Mike Noonan looks back on his time playing soccer at Memorial Coliseum fondly, especially the way he and his teammates forged close bonds with the community, but there was one hitch – the AstroTurf.
“It was the bane of our existence,” said Noonan, not a surprising comment considering he's one of many athletes who had their careers ended by playing on the hard surfaces, carpet seams and all, of the era.
Noonan played 37 games for the Flames, Fort Wayne's indoor soccer team from 1986 to 1989, and suffered a knee injury at the Coliseum that ended his playing career.
“The ball was on the far side of the floor and I came off the bench and raced to the other side to try and defend it,” said Noonan, 60. “The player cut to the inside and I tried to go with him. It was the old AstroTurf and my foot stuck, and the knee turned, and that was it.”
Tearing three ligaments accelerated his move into coaching and, this season, he guided Clemson to the national championship, culminating with a 2-0 victory over Washington on Dec. 12 in Cary, North Carolina. It was the Tigers' first soccer championship since 1987, and Clemson is now the only school with three national championships in both football and soccer.
“It's a nice feeling, that's for sure,” said Noonan, a native of Westport, Connecticut, who has been the Tigers' coach since 2010. “I hadn't won (a national championship) in my career and obviously it'd been 34 years since it had been done at Clemson with the men's soccer program. So it's kind of a new experience and one that we're embracing and enjoying. We're going to celebrate in January with the full campus back in town, and we're also looking to the future and hoping to not have to wait 34 years for the next one.”
The Flames' roster had several players who went on to become coaches in northeast Indiana, such as Bobby Poursanidis, Alan Bodenstein and Bronn Pfeiffer. Noonan even recalls buzz at the time about DaMarcus and Jamar Beasley, who were only around 5 and 8 at the time, and went on to become pro players.
“There were a bunch of us who were kind of involved with starting to do some coaching and it was an awesome time,” Noonan said. “Fort Wayne was great and it was just a really fun team to be a part of. The town embraced us, and it was us and the Komets at the time.
“In the offseason, we were doing some camps and playing some golf. And in the season, we were sharing the Coliseum with the hockey team and enjoying Fort Wayne.”
While playing for the Flames as a midfielder/defender, Noonan also tended bar at O'Sullivan's Italian Pub and assisted the late Pat Teagarden in coaching Homestead. Noonan had coached some youth soccer before, had played professionally in Sweden, and had played in the American Indoor Soccer Association previously for the Louisville Thunder, whose general manager, Pete Mahlock, brought Noonan with him to Fort Wayne.
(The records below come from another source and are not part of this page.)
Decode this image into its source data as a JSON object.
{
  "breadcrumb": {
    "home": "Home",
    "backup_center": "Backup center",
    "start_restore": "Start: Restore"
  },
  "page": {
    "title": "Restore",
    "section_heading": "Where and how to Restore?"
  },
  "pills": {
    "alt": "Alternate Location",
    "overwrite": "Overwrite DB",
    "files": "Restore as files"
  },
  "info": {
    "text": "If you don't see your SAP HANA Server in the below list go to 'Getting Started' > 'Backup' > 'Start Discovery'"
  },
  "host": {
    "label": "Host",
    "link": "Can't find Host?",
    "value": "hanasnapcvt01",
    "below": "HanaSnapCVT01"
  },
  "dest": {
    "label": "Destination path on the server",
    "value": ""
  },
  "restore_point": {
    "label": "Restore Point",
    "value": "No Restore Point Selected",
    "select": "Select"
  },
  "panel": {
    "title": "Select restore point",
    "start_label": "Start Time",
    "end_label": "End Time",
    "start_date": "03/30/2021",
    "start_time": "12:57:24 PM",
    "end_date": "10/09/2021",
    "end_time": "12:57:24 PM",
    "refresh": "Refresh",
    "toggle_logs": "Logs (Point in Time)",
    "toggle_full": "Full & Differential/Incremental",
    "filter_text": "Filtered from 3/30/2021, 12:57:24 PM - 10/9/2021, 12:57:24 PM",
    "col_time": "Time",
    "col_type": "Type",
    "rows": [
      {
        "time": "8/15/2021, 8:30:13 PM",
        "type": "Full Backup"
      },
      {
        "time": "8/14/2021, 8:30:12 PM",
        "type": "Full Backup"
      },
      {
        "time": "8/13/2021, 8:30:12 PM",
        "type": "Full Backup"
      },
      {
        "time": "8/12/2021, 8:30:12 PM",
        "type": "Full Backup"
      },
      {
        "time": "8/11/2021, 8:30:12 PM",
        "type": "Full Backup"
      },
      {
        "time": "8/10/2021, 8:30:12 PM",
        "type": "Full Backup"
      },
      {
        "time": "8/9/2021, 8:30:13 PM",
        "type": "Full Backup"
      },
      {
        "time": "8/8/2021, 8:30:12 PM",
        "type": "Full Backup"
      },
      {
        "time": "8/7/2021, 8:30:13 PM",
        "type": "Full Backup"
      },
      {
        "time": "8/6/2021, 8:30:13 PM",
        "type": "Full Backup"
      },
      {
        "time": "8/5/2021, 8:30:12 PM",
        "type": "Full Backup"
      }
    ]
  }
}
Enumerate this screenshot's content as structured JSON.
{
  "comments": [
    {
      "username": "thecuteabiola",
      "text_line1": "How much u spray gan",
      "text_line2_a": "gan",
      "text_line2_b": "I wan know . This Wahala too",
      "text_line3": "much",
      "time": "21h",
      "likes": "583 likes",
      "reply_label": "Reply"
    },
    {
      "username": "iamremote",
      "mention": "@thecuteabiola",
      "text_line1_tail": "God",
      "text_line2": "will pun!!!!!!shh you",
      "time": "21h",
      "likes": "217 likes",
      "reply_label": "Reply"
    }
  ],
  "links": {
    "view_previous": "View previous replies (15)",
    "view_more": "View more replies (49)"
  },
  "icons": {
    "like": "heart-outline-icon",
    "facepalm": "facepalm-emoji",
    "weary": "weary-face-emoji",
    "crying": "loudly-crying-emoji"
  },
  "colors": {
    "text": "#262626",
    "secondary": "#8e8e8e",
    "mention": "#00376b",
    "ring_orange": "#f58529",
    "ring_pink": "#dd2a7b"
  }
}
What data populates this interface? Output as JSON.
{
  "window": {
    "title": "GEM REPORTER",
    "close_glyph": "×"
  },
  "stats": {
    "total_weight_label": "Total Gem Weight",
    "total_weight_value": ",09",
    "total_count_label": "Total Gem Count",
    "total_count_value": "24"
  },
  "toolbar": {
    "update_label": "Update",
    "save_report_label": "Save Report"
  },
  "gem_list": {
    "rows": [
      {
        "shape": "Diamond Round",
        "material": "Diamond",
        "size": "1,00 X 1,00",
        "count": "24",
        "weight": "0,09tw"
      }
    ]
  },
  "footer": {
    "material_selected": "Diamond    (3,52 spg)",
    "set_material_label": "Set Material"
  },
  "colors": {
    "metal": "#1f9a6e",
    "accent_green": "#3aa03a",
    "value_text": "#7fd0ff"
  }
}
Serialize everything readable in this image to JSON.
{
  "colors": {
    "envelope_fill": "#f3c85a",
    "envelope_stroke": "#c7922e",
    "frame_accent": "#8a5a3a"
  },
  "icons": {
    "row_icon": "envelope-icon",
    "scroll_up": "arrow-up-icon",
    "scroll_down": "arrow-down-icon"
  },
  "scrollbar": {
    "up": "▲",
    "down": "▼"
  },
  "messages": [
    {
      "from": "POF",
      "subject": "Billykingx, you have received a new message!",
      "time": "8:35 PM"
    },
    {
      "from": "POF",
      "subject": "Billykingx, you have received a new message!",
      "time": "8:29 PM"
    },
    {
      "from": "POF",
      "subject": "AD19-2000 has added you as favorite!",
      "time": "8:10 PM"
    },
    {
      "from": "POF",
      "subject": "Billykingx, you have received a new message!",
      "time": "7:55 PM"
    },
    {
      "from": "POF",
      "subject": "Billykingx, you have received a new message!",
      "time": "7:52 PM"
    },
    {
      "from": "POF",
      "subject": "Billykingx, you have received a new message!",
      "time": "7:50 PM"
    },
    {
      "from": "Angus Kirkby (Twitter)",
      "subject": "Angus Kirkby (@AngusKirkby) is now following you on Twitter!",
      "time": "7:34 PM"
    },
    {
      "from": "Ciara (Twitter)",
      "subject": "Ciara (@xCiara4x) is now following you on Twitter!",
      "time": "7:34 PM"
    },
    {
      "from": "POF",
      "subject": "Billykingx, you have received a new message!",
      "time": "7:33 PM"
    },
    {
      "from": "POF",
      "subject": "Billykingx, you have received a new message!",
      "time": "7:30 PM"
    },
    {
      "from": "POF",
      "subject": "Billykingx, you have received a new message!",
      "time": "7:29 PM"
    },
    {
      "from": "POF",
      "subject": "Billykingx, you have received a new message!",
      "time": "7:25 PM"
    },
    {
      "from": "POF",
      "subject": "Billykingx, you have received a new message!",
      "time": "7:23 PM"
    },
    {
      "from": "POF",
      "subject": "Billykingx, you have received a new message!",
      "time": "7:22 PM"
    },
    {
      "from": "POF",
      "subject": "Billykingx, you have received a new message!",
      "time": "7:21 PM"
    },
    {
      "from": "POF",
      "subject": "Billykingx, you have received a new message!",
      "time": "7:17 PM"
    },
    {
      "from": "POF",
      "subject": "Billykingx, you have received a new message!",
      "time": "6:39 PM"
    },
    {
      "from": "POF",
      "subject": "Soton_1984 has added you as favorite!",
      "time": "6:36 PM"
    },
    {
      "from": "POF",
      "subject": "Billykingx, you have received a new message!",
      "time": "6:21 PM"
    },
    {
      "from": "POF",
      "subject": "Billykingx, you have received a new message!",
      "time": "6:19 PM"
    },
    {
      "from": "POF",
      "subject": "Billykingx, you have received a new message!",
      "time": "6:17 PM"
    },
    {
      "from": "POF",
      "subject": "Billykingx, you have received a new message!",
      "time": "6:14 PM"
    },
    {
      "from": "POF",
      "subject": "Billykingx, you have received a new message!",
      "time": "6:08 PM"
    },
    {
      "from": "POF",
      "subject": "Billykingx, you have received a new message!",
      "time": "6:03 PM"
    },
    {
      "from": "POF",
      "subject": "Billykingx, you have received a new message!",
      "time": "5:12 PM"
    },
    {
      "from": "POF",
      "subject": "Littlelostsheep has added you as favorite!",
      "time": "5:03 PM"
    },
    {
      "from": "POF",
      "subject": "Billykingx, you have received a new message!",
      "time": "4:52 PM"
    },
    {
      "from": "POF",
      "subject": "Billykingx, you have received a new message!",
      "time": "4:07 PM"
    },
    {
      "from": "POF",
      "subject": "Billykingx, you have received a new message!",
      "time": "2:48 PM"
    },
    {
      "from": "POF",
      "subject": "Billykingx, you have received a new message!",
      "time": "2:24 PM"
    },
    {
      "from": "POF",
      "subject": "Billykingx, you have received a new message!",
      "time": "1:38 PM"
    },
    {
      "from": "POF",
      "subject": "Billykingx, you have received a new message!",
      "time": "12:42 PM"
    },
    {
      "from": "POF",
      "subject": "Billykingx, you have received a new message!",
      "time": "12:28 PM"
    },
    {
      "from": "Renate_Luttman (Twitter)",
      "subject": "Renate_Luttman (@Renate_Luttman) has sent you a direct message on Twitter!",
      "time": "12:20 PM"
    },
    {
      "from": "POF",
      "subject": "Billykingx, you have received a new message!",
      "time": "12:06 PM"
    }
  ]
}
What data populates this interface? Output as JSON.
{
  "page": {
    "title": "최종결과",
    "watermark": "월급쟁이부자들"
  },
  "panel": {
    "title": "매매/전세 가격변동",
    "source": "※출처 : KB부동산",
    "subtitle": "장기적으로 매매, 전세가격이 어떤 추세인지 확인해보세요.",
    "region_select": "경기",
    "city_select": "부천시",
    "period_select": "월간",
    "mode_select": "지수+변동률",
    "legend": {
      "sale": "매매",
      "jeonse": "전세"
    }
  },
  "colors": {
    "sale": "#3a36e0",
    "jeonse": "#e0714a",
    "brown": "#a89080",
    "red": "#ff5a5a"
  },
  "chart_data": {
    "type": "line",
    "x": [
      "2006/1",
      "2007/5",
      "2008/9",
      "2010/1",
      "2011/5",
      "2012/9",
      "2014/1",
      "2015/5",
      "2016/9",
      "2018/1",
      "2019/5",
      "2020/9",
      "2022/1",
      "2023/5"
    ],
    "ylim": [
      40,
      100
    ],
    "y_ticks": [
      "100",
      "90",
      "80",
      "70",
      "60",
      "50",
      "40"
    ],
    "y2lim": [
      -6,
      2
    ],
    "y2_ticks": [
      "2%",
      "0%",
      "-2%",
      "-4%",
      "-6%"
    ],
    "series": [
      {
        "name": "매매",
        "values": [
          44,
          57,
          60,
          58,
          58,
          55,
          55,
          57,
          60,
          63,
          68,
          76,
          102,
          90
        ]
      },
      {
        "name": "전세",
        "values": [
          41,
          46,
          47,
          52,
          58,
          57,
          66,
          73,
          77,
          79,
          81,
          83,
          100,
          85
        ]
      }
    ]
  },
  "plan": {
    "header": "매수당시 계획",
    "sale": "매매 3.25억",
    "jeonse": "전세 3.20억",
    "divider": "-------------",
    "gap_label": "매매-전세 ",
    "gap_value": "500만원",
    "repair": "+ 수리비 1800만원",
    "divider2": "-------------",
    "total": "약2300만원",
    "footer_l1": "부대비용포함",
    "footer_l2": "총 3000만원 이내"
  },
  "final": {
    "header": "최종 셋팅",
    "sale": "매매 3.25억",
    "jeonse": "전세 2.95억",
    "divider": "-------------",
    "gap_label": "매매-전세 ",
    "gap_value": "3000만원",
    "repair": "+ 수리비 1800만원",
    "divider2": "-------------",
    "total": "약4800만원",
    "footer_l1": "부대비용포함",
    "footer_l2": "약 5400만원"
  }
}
“I was more of a grinder or, in soccer terms, I was the piano carrier and not the piano player,” Noonan said. “I would play as a defender and block shots, and make people's lives difficult, and let other people create. It's a beautiful game.”
The knee injury was the “linchpin that probably sent me into coaching,” Noonan said, and he called Ron McEachen, who had coached him at Middlebury and was heading Vermont's program. Noonan got a post there in 1988 as an assistant coach, for $2,500 a year, supplemented by working at a restaurant.
Noonan was hired in 1989 as Wheaton College's head coach. After improving the team from 4-11-0 his first season to 12-5-1 his second, he was hired in 1991 by New Hampshire, for which he reached the NCAA Tournament and went 48-23-9. He was hired by Brown in 1995 and was 160-77-31 in 15 seasons with the Bears, with 10 NCAA Tournament berths and eight Ivy League championships.
For Clemson, he's gone 140-71-35, made the NCAA Tournament eight of the last nine years, and lost 4-0 to Stanford in the 2015 championship game.
Of course, Noonan would never have chosen to get injured when he did, but it did put him on the path to such a successful coaching career. And he was part of a special time for Fort Wayne soccer, when it seemed everything was interconnected – from the fledgling high school powerhouses, such as Canterbury, to the players headed for Indiana University to the Flames.
“I honestly think it was a grassroots movement, right? And I think part of a grassroots movement is the players' accessibility to the community. I think that's what we had and what we captured,” said Noonan, whose Flames had former IU star Angelo DiBernardo as a coach and his brother, Paul, as a player.
The Flames, who drew as many as 8,028 fans to games, underwent multiple ownership changes, including one in which they became the only not-for-profit pro sports team in the nation. When the team folded in 1989, it was replaced for a season by the Indiana Kick.
“It was just the connectivity piece that was something that was really unique to Fort Wayne,” Noonan said of the Flames. “If the ownership groups could have held it together, it could have been a really neat thing. But it was just a new endeavor that not many people were dipping their toes in.”